BT is adding a confidential text relay service to its InLink touchscreen information points across the country.
There are apparently 320 of them in various locations around the UK. If you've never seen one, here's what they do:
InLinkUK is a new communications service that will replace over 1,000 payphones in major cities across the UK, with new structures called InLinks.
Each InLink provides ultrafast, free public Wi-Fi, phone calls, device charging and a tablet for access to city services, maps and directions.
We're surprised any of them have lasted more than five minutes without being vandalised to hell, but apparently they have.
They look like this:
From today, the units will offer a text relay service that lets people with hearing and speech difficulties to use the free phone calls the InLinks offer.
Called Next Generation Text, it's a BT service launched in 2014 on phones that lets deaf, hard-of-hearing or speech-impaired people type what they'd like to say, which is then said out loud by a Relay Assistant to the person on the other end. The assistant also types up the recipient's answers for the caller to read.
Matt Bird, general manager of InLinkUK – a startup that's working with BT on the project – comments:
"The InLinks were designed to be accessible for all users, regardless of their physical or technological capabilities. We currently provide braille embossed information on all key features, and we also have hearing induction loops integrated into all of our street units.
We are thrilled to introduce the Next Generation Text service to better support members of the public with hearing and speech difficulties – advancing our commitment to enabling digital inclusion throughout the UK."
Apparently, InLink units have over 200,000 WiFi users and make over 70,000 calls a week.
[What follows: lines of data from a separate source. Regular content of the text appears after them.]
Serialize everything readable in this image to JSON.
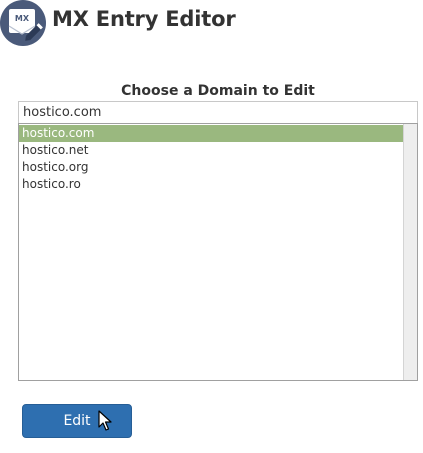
{
  "header": {
    "icon_name": "mail-edit-icon",
    "icon_text": "MX",
    "title": "MX Entry Editor"
  },
  "domain_picker": {
    "label": "Choose a Domain to Edit",
    "input_value": "hostico.com",
    "items": [
      {
        "label": "hostico.com",
        "selected": true
      },
      {
        "label": "hostico.net",
        "selected": false
      },
      {
        "label": "hostico.org",
        "selected": false
      },
      {
        "label": "hostico.ro",
        "selected": false
      }
    ]
  },
  "actions": {
    "edit_label": "Edit"
  },
  "colors": {
    "selection": "#9ab87f",
    "button": "#2e6fb0",
    "icon_circle": "#4a5a7a"
  }
}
We're happy to see more people becoming included in that – tech is for everyone, after all.